The problem — Each entry in this listing needs to be written out again, word for word.
------ Record excerpts
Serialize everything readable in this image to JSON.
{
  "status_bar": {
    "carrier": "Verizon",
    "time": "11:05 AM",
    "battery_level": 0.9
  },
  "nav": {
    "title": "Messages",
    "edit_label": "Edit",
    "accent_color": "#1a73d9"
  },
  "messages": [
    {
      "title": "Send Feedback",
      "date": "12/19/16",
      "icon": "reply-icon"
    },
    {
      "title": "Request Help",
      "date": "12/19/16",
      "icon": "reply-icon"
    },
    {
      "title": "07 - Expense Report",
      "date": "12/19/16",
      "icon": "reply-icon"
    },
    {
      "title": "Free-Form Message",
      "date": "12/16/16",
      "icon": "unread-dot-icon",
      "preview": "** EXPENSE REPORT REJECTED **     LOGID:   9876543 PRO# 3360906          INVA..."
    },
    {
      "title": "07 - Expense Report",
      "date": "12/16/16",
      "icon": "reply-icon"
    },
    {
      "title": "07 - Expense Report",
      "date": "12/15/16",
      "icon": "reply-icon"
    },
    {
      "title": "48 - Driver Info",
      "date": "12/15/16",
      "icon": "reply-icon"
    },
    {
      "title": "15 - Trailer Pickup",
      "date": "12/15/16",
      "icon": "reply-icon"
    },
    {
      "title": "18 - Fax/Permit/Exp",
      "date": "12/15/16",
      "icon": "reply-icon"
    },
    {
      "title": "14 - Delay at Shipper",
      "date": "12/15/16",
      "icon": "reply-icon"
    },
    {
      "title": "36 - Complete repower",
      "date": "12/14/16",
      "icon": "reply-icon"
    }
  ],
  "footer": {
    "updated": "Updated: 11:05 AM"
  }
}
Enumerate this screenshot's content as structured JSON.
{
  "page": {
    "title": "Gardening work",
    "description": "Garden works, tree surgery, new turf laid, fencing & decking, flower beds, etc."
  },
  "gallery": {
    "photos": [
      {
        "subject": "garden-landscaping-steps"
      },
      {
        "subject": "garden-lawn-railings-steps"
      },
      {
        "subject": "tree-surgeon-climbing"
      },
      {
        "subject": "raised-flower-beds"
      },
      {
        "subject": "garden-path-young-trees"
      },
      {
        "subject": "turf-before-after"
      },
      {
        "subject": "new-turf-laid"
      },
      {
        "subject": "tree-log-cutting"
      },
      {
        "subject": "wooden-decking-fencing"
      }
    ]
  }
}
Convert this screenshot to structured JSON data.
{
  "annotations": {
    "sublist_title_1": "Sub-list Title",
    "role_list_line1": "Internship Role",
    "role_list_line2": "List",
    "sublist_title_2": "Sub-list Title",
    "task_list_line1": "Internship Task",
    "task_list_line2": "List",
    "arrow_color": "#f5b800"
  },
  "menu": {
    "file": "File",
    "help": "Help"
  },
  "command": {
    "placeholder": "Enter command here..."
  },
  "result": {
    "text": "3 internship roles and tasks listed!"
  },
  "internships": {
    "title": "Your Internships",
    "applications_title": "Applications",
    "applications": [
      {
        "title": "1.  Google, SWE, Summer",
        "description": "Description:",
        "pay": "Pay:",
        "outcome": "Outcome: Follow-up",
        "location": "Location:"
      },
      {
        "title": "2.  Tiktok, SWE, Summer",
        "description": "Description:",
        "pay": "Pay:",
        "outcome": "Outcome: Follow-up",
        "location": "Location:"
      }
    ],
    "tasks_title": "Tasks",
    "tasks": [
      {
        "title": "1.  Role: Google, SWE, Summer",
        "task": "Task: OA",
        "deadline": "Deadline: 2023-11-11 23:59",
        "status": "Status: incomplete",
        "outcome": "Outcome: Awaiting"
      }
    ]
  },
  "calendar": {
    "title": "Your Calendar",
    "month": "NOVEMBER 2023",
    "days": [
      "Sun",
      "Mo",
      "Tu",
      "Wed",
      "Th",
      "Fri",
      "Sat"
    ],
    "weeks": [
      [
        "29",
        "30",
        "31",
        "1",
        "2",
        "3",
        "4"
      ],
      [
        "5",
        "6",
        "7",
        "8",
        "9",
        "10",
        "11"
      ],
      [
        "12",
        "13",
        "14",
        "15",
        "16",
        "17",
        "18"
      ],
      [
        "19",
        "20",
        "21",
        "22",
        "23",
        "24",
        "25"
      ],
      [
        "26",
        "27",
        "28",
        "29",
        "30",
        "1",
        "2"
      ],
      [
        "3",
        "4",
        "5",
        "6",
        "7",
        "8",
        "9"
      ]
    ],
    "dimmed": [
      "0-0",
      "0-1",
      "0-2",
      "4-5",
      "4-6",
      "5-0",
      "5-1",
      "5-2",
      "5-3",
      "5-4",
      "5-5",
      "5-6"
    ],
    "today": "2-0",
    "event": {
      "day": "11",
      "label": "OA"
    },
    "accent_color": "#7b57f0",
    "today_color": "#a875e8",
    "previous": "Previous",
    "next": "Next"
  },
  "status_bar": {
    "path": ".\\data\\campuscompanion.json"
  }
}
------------
Exercise answer —
Serialize everything readable in this image to JSON.
{
  "status_bar": {
    "carrier": "Verizon",
    "time": "11:05 AM",
    "battery_level": 0.9
  },
  "nav": {
    "title": "Messages",
    "edit_label": "Edit",
    "accent_color": "#1a73d9"
  },
  "messages": [
    {
      "title": "Send Feedback",
      "date": "12/19/16",
      "icon": "reply-icon"
    },
    {
      "title": "Request Help",
      "date": "12/19/16",
      "icon": "reply-icon"
    },
    {
      "title": "07 - Expense Report",
      "date": "12/19/16",
      "icon": "reply-icon"
    },
    {
      "title": "Free-Form Message",
      "date": "12/16/16",
      "icon": "unread-dot-icon",
      "preview": "** EXPENSE REPORT REJECTED **     LOGID:   9876543 PRO# 3360906          INVA..."
    },
    {
      "title": "07 - Expense Report",
      "date": "12/16/16",
      "icon": "reply-icon"
    },
    {
      "title": "07 - Expense Report",
      "date": "12/15/16",
      "icon": "reply-icon"
    },
    {
      "title": "48 - Driver Info",
      "date": "12/15/16",
      "icon": "reply-icon"
    },
    {
      "title": "15 - Trailer Pickup",
      "date": "12/15/16",
      "icon": "reply-icon"
    },
    {
      "title": "18 - Fax/Permit/Exp",
      "date": "12/15/16",
      "icon": "reply-icon"
    },
    {
      "title": "14 - Delay at Shipper",
      "date": "12/15/16",
      "icon": "reply-icon"
    },
    {
      "title": "36 - Complete repower",
      "date": "12/14/16",
      "icon": "reply-icon"
    }
  ],
  "footer": {
    "updated": "Updated: 11:05 AM"
  }
}
Enumerate this screenshot's content as structured JSON.
{
  "page": {
    "title": "Gardening work",
    "description": "Garden works, tree surgery, new turf laid, fencing & decking, flower beds, etc."
  },
  "gallery": {
    "photos": [
      {
        "subject": "garden-landscaping-steps"
      },
      {
        "subject": "garden-lawn-railings-steps"
      },
      {
        "subject": "tree-surgeon-climbing"
      },
      {
        "subject": "raised-flower-beds"
      },
      {
        "subject": "garden-path-young-trees"
      },
      {
        "subject": "turf-before-after"
      },
      {
        "subject": "new-turf-laid"
      },
      {
        "subject": "tree-log-cutting"
      },
      {
        "subject": "wooden-decking-fencing"
      }
    ]
  }
}
Convert this screenshot to structured JSON data.
{
  "annotations": {
    "sublist_title_1": "Sub-list Title",
    "role_list_line1": "Internship Role",
    "role_list_line2": "List",
    "sublist_title_2": "Sub-list Title",
    "task_list_line1": "Internship Task",
    "task_list_line2": "List",
    "arrow_color": "#f5b800"
  },
  "menu": {
    "file": "File",
    "help": "Help"
  },
  "command": {
    "placeholder": "Enter command here..."
  },
  "result": {
    "text": "3 internship roles and tasks listed!"
  },
  "internships": {
    "title": "Your Internships",
    "applications_title": "Applications",
    "applications": [
      {
        "title": "1.  Google, SWE, Summer",
        "description": "Description:",
        "pay": "Pay:",
        "outcome": "Outcome: Follow-up",
        "location": "Location:"
      },
      {
        "title": "2.  Tiktok, SWE, Summer",
        "description": "Description:",
        "pay": "Pay:",
        "outcome": "Outcome: Follow-up",
        "location": "Location:"
      }
    ],
    "tasks_title": "Tasks",
    "tasks": [
      {
        "title": "1.  Role: Google, SWE, Summer",
        "task": "Task: OA",
        "deadline": "Deadline: 2023-11-11 23:59",
        "status": "Status: incomplete",
        "outcome": "Outcome: Awaiting"
      }
    ]
  },
  "calendar": {
    "title": "Your Calendar",
    "month": "NOVEMBER 2023",
    "days": [
      "Sun",
      "Mo",
      "Tu",
      "Wed",
      "Th",
      "Fri",
      "Sat"
    ],
    "weeks": [
      [
        "29",
        "30",
        "31",
        "1",
        "2",
        "3",
        "4"
      ],
      [
        "5",
        "6",
        "7",
        "8",
        "9",
        "10",
        "11"
      ],
      [
        "12",
        "13",
        "14",
        "15",
        "16",
        "17",
        "18"
      ],
      [
        "19",
        "20",
        "21",
        "22",
        "23",
        "24",
        "25"
      ],
      [
        "26",
        "27",
        "28",
        "29",
        "30",
        "1",
        "2"
      ],
      [
        "3",
        "4",
        "5",
        "6",
        "7",
        "8",
        "9"
      ]
    ],
    "dimmed": [
      "0-0",
      "0-1",
      "0-2",
      "4-5",
      "4-6",
      "5-0",
      "5-1",
      "5-2",
      "5-3",
      "5-4",
      "5-5",
      "5-6"
    ],
    "today": "2-0",
    "event": {
      "day": "11",
      "label": "OA"
    },
    "accent_color": "#7b57f0",
    "today_color": "#a875e8",
    "previous": "Previous",
    "next": "Next"
  },
  "status_bar": {
    "path": ".\\data\\campuscompanion.json"
  }
}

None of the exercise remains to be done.